Top of RECORDS FOR PROCESSING

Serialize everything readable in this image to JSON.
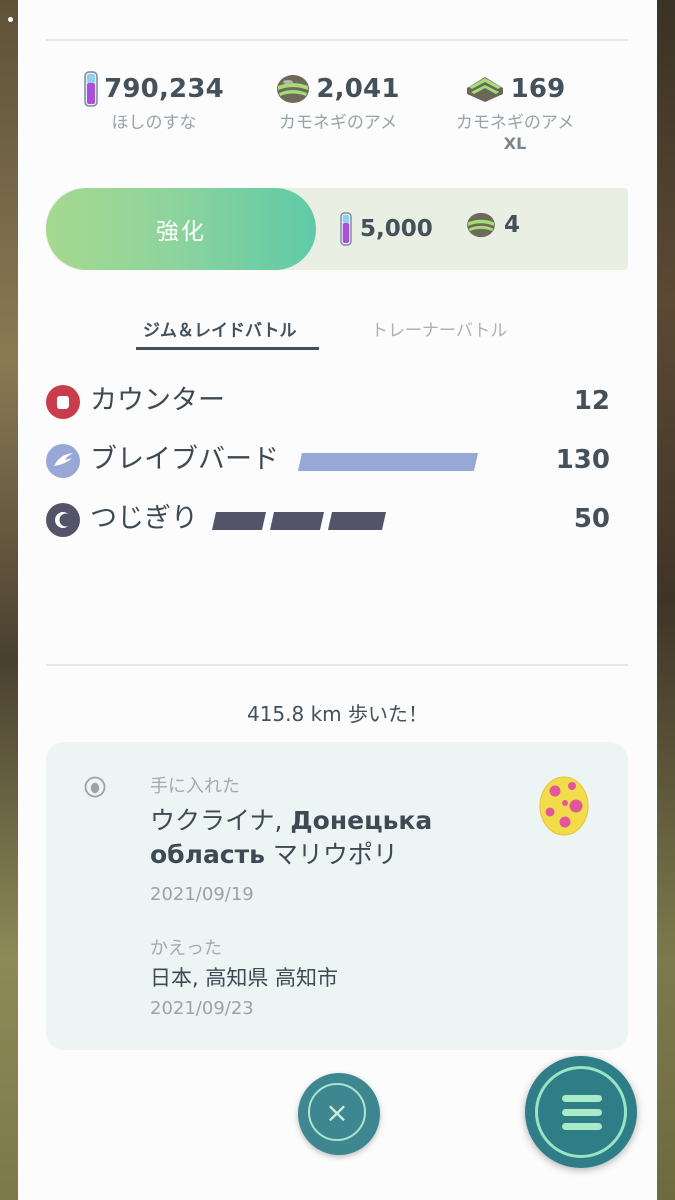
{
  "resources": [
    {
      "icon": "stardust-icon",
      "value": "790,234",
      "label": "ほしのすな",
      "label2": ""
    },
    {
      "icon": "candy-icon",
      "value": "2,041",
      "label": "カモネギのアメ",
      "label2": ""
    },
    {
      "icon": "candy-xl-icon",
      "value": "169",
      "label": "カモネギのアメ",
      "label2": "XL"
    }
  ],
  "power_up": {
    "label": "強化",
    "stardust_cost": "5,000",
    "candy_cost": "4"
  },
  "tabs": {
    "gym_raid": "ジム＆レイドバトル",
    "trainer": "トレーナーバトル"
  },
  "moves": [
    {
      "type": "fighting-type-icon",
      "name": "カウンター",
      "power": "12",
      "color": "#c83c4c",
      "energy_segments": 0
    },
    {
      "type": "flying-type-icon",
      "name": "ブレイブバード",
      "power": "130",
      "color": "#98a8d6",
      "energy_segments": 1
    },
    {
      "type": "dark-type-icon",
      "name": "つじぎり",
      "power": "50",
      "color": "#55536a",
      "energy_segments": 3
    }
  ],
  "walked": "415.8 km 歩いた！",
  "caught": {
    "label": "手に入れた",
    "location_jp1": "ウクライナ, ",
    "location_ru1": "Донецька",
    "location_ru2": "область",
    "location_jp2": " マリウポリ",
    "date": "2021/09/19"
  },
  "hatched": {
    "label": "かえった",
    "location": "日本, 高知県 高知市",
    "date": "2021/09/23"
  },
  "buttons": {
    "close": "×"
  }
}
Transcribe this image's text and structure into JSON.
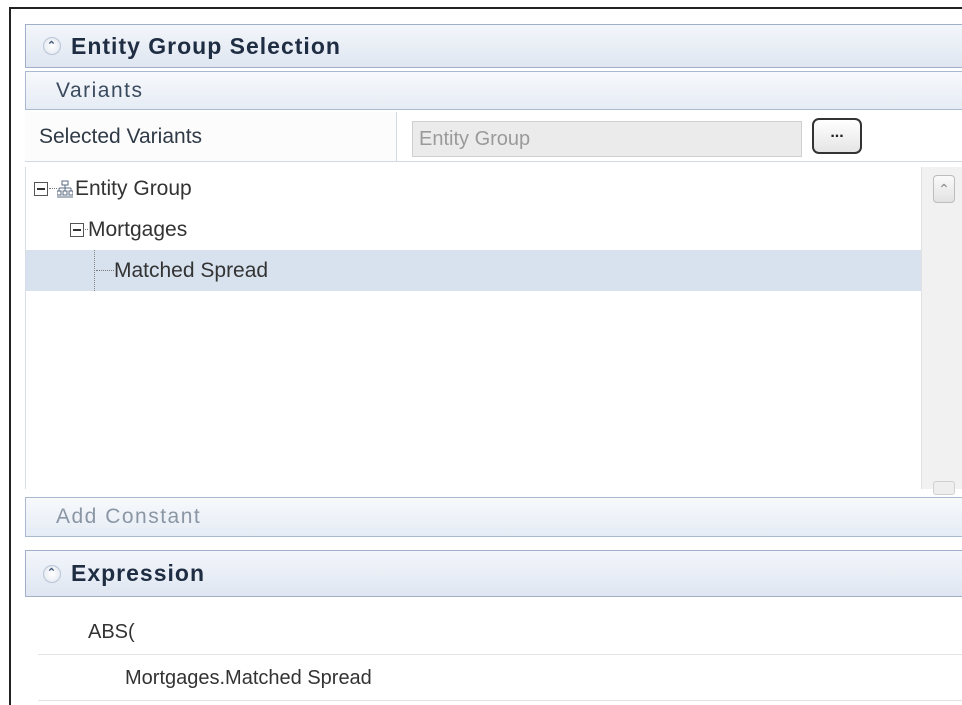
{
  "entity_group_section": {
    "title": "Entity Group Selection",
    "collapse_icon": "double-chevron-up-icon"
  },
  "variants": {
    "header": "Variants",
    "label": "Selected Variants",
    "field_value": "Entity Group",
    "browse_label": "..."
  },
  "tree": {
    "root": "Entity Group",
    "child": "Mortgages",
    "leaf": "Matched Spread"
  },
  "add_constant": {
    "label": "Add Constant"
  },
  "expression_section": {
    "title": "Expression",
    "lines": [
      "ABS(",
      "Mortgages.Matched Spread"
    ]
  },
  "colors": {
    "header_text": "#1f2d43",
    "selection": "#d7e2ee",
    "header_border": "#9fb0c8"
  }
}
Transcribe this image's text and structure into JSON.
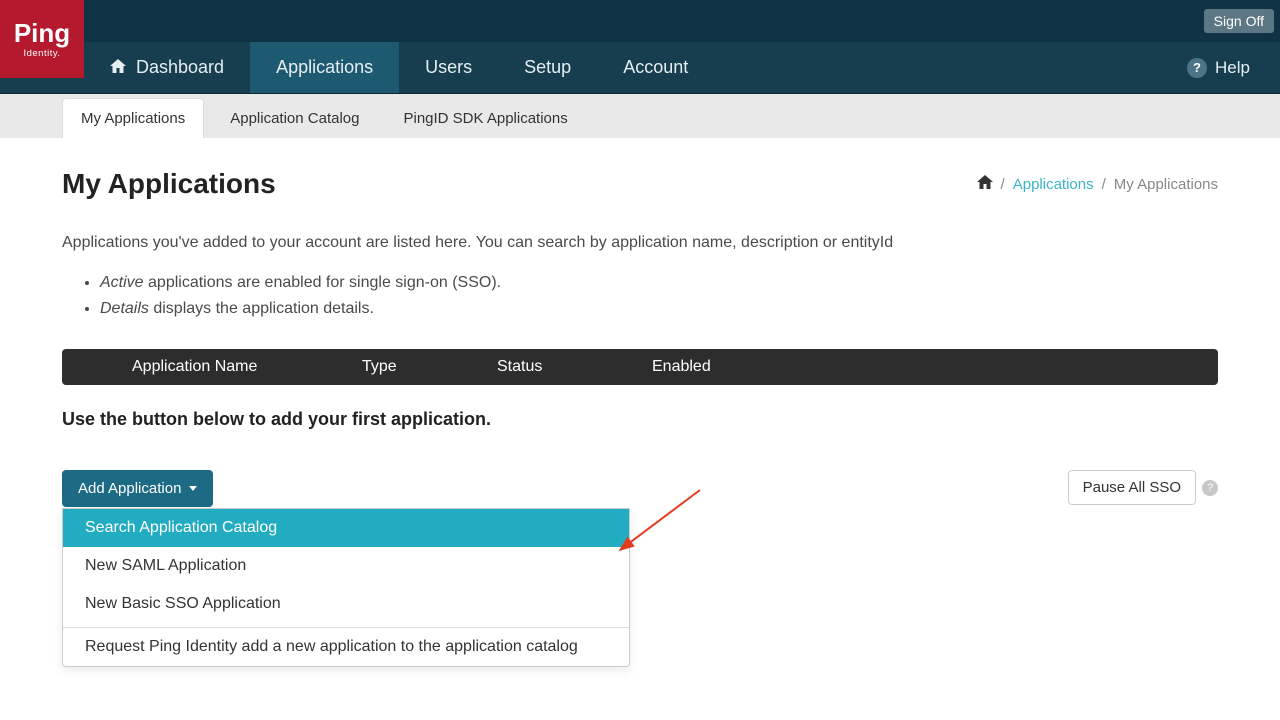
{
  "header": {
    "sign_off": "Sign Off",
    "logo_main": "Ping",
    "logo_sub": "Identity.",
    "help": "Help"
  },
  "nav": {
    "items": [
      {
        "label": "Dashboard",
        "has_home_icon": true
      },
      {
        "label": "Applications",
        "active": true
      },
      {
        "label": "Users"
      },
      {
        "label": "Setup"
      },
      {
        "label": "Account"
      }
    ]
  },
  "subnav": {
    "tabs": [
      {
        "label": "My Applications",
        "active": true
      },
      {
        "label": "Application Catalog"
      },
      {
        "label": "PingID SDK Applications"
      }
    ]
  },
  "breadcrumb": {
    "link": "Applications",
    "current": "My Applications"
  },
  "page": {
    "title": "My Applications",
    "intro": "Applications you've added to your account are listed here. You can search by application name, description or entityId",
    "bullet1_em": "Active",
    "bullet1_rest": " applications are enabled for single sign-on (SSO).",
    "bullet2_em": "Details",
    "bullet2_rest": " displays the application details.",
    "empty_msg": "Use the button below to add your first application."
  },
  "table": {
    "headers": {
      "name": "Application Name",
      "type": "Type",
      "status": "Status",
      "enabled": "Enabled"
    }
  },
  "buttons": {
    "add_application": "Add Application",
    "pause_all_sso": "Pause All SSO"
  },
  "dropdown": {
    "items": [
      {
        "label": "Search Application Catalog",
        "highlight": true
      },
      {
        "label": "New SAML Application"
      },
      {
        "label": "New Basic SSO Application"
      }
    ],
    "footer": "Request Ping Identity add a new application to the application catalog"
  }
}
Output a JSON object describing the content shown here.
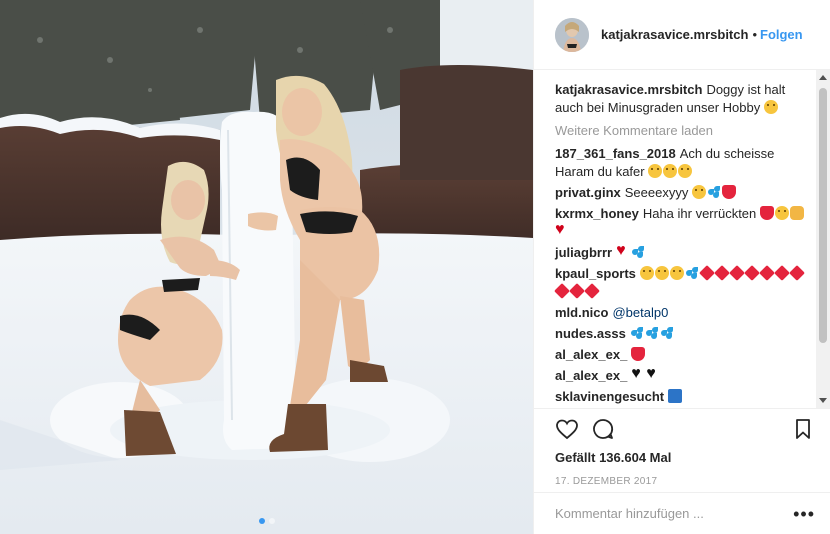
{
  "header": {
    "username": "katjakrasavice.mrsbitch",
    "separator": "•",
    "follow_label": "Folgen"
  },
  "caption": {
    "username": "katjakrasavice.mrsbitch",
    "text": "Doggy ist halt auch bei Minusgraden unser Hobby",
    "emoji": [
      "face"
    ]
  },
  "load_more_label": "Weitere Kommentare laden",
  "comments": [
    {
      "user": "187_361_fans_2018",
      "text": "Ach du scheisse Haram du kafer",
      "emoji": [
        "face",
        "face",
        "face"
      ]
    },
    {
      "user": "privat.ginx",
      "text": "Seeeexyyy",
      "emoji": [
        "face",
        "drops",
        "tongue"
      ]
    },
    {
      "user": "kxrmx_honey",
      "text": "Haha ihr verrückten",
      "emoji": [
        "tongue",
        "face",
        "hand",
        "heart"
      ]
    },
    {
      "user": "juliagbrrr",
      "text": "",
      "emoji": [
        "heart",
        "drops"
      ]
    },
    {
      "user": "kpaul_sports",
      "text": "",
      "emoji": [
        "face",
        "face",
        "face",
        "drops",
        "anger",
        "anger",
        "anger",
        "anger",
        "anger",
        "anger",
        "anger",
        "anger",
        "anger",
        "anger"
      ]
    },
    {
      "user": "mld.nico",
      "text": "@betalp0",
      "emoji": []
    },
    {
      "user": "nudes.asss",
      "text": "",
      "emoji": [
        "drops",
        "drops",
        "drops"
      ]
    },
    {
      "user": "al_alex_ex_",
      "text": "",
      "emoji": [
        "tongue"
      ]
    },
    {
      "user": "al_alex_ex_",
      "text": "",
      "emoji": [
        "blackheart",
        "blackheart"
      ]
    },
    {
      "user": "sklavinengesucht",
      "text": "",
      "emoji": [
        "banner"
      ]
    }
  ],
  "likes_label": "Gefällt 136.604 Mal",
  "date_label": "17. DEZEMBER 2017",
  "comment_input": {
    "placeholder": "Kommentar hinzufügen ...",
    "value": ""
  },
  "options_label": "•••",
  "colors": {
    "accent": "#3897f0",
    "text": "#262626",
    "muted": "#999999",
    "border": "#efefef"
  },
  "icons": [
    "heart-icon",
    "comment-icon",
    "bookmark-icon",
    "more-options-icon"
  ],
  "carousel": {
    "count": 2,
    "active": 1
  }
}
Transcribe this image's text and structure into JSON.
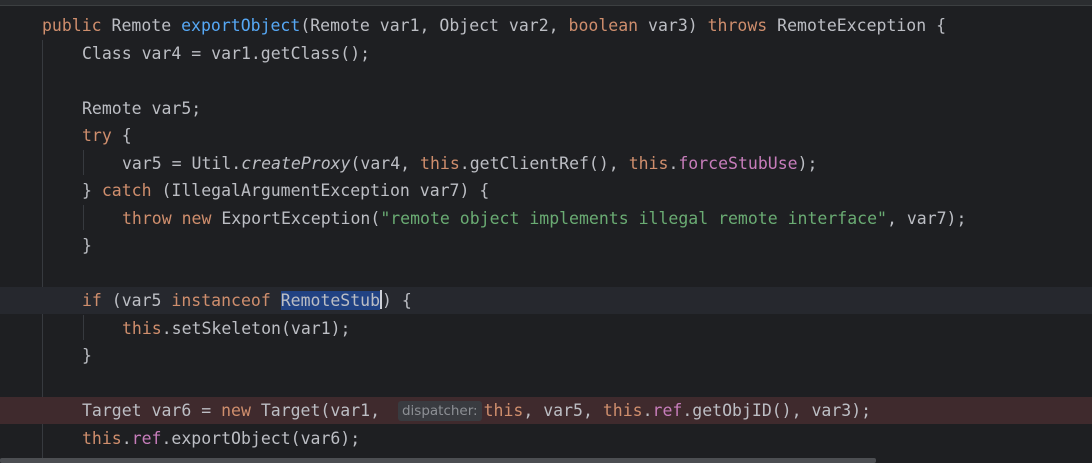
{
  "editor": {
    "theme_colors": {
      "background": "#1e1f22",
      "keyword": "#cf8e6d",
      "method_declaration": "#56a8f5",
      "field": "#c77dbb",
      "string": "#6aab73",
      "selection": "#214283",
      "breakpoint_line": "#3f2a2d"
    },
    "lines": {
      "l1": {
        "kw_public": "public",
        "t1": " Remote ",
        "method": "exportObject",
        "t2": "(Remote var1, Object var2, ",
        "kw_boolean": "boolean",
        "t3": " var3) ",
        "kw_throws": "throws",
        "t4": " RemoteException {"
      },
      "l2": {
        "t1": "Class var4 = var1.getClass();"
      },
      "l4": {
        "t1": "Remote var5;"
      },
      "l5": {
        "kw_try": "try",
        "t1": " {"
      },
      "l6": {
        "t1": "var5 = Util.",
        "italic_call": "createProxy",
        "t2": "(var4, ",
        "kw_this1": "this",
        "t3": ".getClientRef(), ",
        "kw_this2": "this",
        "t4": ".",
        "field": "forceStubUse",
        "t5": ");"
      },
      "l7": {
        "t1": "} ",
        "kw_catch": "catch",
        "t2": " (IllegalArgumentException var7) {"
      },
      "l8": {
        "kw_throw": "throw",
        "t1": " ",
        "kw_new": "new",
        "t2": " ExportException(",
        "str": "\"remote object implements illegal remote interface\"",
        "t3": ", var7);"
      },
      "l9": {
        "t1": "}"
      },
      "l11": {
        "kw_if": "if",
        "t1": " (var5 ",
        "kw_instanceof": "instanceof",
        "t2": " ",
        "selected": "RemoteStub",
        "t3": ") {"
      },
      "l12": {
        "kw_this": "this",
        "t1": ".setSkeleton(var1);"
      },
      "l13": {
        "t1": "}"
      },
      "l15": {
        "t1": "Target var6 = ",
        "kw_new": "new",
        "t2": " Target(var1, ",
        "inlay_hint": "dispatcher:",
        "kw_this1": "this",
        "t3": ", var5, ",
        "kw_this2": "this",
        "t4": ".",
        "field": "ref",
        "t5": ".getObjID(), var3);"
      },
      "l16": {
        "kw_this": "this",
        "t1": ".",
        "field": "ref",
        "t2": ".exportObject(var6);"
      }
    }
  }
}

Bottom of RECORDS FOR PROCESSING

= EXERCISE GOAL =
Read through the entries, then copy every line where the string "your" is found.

= SOLUTION TO THE EXERCISE =
    "intro": "Applications you've added to your account are listed here. You can search by application name, description or entityId",
    "empty_msg": "Use the button below to add your first application."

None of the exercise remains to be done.